reports from Spa-Francorchamps
Another arena, another ball game. Damon Hill, the no-hoper last time out, senses the force is now with him and the pressure on the world champion and championship leader Michael Schumacher, as he seeks confirmation of his revived title prospects in Sunday's Belgian Grand Prix here.
Hill's victory and Schumacher's retirement in Hungary, 12 days ago, brings them to this, the most spectacular circuit on the tour, separated by just 11 points. The mood in the Williams-Renault camp has changed just as dramatically.
Their English driver, contracted for another year by the team, said yesterday: "Michael is in the position now where he could possibly lose the title, which looked pretty secure till a fortnight ago. Eleven points is a fairly slender lead and he will be feeling a little more twitchy.
''It's important for us to pile on the pressure. Williams are working flat out to make improvements and I'm working hard, testing hard, focusing on winning every race."
Hill's ability to sustain the pressure carried him all the way to a final race decider last season, momentum generated after Schumacher's disqualification at this track.
"Spa is even more crucial than Hungary," Hill said. "That was a situation where if I lost I could virtually discount the championship. Now I have to win to keep up the momentum and if I do that I believe we will have reached a turning point. Instead of a mountain to climb it will be a bit more of an easy slope for the rest of the season. I have a lot of inner pressure to perform. The momentum will build with us."
With seven races remaining, the bookmakers have Schumacher at 5-1 on, Hill 3-1 against. Hill suggests a few bob on him might not be wasted.
"I have invested my entire career on myself to win the championship,'' Hill added. ''It has taken me a long time to position myself to take a stab at it. This is the culmination of 10 years' racing."
Hill's concentration on that objective this season will not be dissipated by Schumacher's declaration that his rival will be favourite next year.

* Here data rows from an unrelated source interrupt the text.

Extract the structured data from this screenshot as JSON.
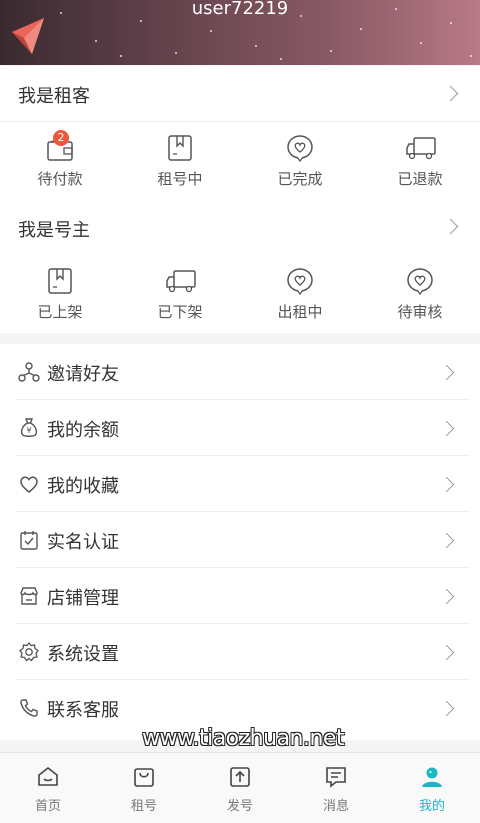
{
  "header": {
    "username": "user72219"
  },
  "tenant": {
    "title": "我是租客",
    "items": [
      {
        "label": "待付款",
        "icon": "wallet-icon",
        "badge": "2"
      },
      {
        "label": "租号中",
        "icon": "bookmark-icon"
      },
      {
        "label": "已完成",
        "icon": "heart-bubble-icon"
      },
      {
        "label": "已退款",
        "icon": "truck-icon"
      }
    ]
  },
  "owner": {
    "title": "我是号主",
    "items": [
      {
        "label": "已上架",
        "icon": "bookmark-icon"
      },
      {
        "label": "已下架",
        "icon": "truck-icon"
      },
      {
        "label": "出租中",
        "icon": "heart-bubble-icon"
      },
      {
        "label": "待审核",
        "icon": "heart-bubble-icon"
      }
    ]
  },
  "menu": [
    {
      "label": "邀请好友",
      "icon": "share-network-icon"
    },
    {
      "label": "我的余额",
      "icon": "money-bag-icon"
    },
    {
      "label": "我的收藏",
      "icon": "heart-icon"
    },
    {
      "label": "实名认证",
      "icon": "calendar-check-icon"
    },
    {
      "label": "店铺管理",
      "icon": "store-icon"
    },
    {
      "label": "系统设置",
      "icon": "gear-icon"
    },
    {
      "label": "联系客服",
      "icon": "phone-icon"
    }
  ],
  "tabbar": [
    {
      "label": "首页",
      "icon": "home-icon",
      "active": false
    },
    {
      "label": "租号",
      "icon": "bag-icon",
      "active": false
    },
    {
      "label": "发号",
      "icon": "upload-icon",
      "active": false
    },
    {
      "label": "消息",
      "icon": "message-icon",
      "active": false
    },
    {
      "label": "我的",
      "icon": "user-icon",
      "active": true
    }
  ],
  "watermark": "www.tiaozhuan.net",
  "colors": {
    "accent": "#1fb6c4",
    "badge": "#f0563c"
  }
}
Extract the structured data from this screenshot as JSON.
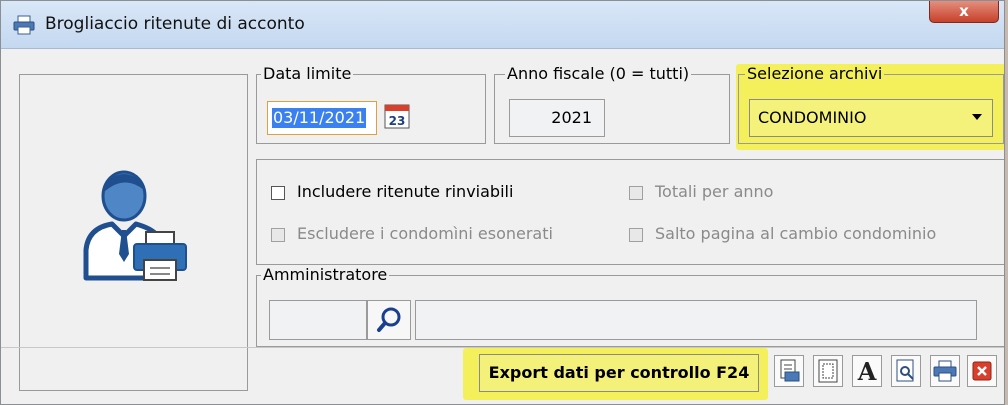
{
  "window": {
    "title": "Brogliaccio ritenute di acconto",
    "close_label": "x",
    "close_color": "#c7402a"
  },
  "data_limite": {
    "legend": "Data limite",
    "value": "03/11/2021",
    "calendar_day": "23"
  },
  "anno_fiscale": {
    "legend": "Anno fiscale (0 = tutti)",
    "value": "2021"
  },
  "selezione_archivi": {
    "legend": "Selezione archivi",
    "value": "CONDOMINIO",
    "highlight_color": "#f3f05c"
  },
  "options": {
    "includere": {
      "label": "Includere ritenute rinviabili",
      "checked": false,
      "enabled": true
    },
    "escludere": {
      "label": "Escludere i condomìni esonerati",
      "checked": false,
      "enabled": false
    },
    "totali": {
      "label": "Totali per anno",
      "checked": false,
      "enabled": false
    },
    "salto": {
      "label": "Salto pagina al cambio condominio",
      "checked": false,
      "enabled": false
    }
  },
  "amministratore": {
    "legend": "Amministratore",
    "code": "",
    "name": ""
  },
  "toolbar": {
    "export_label": "Export dati per controllo F24",
    "font_label": "A",
    "buttons": [
      "print-layout-icon",
      "page-setup-icon",
      "font-icon",
      "print-preview-icon",
      "printer-icon",
      "close-icon"
    ]
  }
}
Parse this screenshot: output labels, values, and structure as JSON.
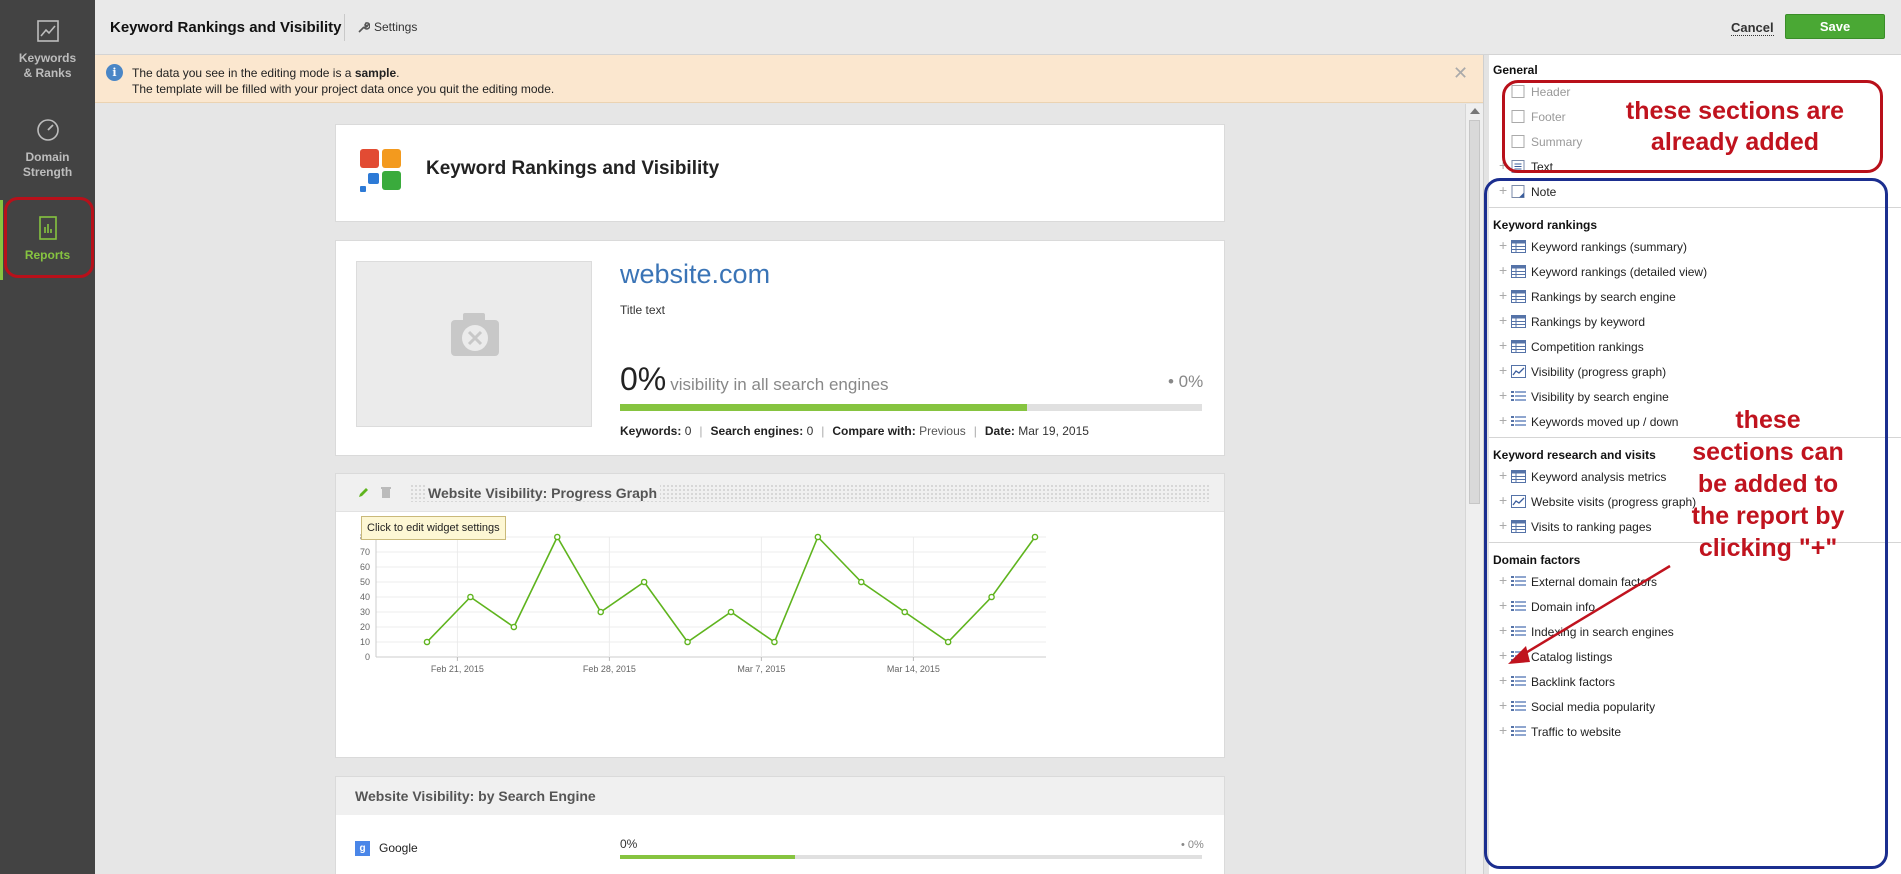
{
  "nav": {
    "items": [
      {
        "label_1": "Keywords",
        "label_2": "& Ranks",
        "icon": "chart-icon"
      },
      {
        "label_1": "Domain",
        "label_2": "Strength",
        "icon": "gauge-icon"
      },
      {
        "label_1": "Reports",
        "label_2": "",
        "icon": "report-icon",
        "active": true
      }
    ]
  },
  "toolbar": {
    "title": "Keyword Rankings and Visibility",
    "settings_label": "Settings",
    "cancel_label": "Cancel",
    "save_label": "Save"
  },
  "notice": {
    "line1_prefix": "The data you see in the editing mode is a ",
    "line1_bold": "sample",
    "line1_suffix": ".",
    "line2": "The template will be filled with your project data once you quit the editing mode."
  },
  "report": {
    "header_title": "Keyword Rankings and Visibility",
    "site": "website.com",
    "title_text": "Title text",
    "visibility_value": "0%",
    "visibility_label": "visibility in all search engines",
    "visibility_change": "• 0%",
    "visibility_progress": 0.7,
    "meta": {
      "keywords_label": "Keywords:",
      "keywords_value": "0",
      "engines_label": "Search engines:",
      "engines_value": "0",
      "compare_label": "Compare with:",
      "compare_value": "Previous",
      "date_label": "Date:",
      "date_value": "Mar 19, 2015"
    },
    "widget_title": "Website Visibility: Progress Graph",
    "tooltip": "Click to edit widget settings",
    "widget2_title": "Website Visibility: by Search Engine",
    "engine_name": "Google",
    "engine_pct": "0%",
    "engine_change": "• 0%",
    "engine_progress": 0.3
  },
  "chart_data": {
    "type": "line",
    "x_ticks": [
      "Feb 21, 2015",
      "Feb 28, 2015",
      "Mar 7, 2015",
      "Mar 14, 2015"
    ],
    "y_ticks": [
      0,
      10,
      20,
      30,
      40,
      50,
      60,
      70,
      80
    ],
    "ylim": [
      0,
      80
    ],
    "grid": true,
    "series": [
      {
        "color": "#5fb41e",
        "values": [
          10,
          40,
          20,
          80,
          30,
          50,
          10,
          30,
          10,
          80,
          50,
          30,
          10,
          40,
          80
        ]
      }
    ]
  },
  "panel": {
    "sections": [
      {
        "title": "General",
        "items": [
          {
            "label": "Header",
            "icon": "checkbox-icon",
            "disabled": true
          },
          {
            "label": "Footer",
            "icon": "checkbox-icon",
            "disabled": true
          },
          {
            "label": "Summary",
            "icon": "checkbox-icon",
            "disabled": true
          },
          {
            "label": "Text",
            "icon": "text-icon"
          },
          {
            "label": "Note",
            "icon": "note-icon"
          }
        ]
      },
      {
        "title": "Keyword rankings",
        "items": [
          {
            "label": "Keyword rankings (summary)",
            "icon": "table-icon"
          },
          {
            "label": "Keyword rankings (detailed view)",
            "icon": "table-icon"
          },
          {
            "label": "Rankings by search engine",
            "icon": "table-icon"
          },
          {
            "label": "Rankings by keyword",
            "icon": "table-icon"
          },
          {
            "label": "Competition rankings",
            "icon": "table-icon"
          },
          {
            "label": "Visibility (progress graph)",
            "icon": "graph-icon"
          },
          {
            "label": "Visibility by search engine",
            "icon": "list-icon"
          },
          {
            "label": "Keywords moved up / down",
            "icon": "list-icon"
          }
        ]
      },
      {
        "title": "Keyword research and visits",
        "items": [
          {
            "label": "Keyword analysis metrics",
            "icon": "table-icon"
          },
          {
            "label": "Website visits (progress graph)",
            "icon": "graph-icon"
          },
          {
            "label": "Visits to ranking pages",
            "icon": "table-icon"
          }
        ]
      },
      {
        "title": "Domain factors",
        "items": [
          {
            "label": "External domain factors",
            "icon": "list-icon"
          },
          {
            "label": "Domain info",
            "icon": "list-icon"
          },
          {
            "label": "Indexing in search engines",
            "icon": "list-icon"
          },
          {
            "label": "Catalog listings",
            "icon": "list-icon"
          },
          {
            "label": "Backlink factors",
            "icon": "list-icon"
          },
          {
            "label": "Social media popularity",
            "icon": "list-icon"
          },
          {
            "label": "Traffic to website",
            "icon": "list-icon"
          }
        ]
      }
    ]
  },
  "annotations": {
    "added_1": "these sections are",
    "added_2": "already added",
    "can_1": "these",
    "can_2": "sections can",
    "can_3": "be added to",
    "can_4": "the report by",
    "can_5": "clicking \"+\"",
    "annot_color_red": "#c0131e",
    "annot_color_blue": "#1b2e8f"
  },
  "colors": {
    "accent": "#86c440",
    "save": "#4aa834",
    "link": "#3a74b6"
  }
}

The German reasons that he cannot expect to be champion in his first season after switching from Benetton-Renault to Ferrari.
Psychological ploys have long been part of their duel and Hill declines to fall for this one. He said: "This year is taking all my attention. That's Michael releasing a bit of pressure because he's taken a lot of money from Ferrari and they will be expecting value for it. They put him in at great expense to put Ferrari on top."
He is unmoved by the plight of David Coulthard, now seeking alternative employment after being replaced at Williams by Jacques Villeneuve. Hill said "I wouldn't be honest if I said I had sympathy with anyone in Formula One. It's a hard game and the rules apply to me as to anyone else. It's a reminder of how ruthless the sport can be. Every driver has to perform. It's still early days in David's career. He's 24. I was driving Formula Ford at his age."
The cash-strapped Pacific Ford team were last night involved in emergency talks over their latest crisis, which arose following a dispute with the suppliers of their engines last season.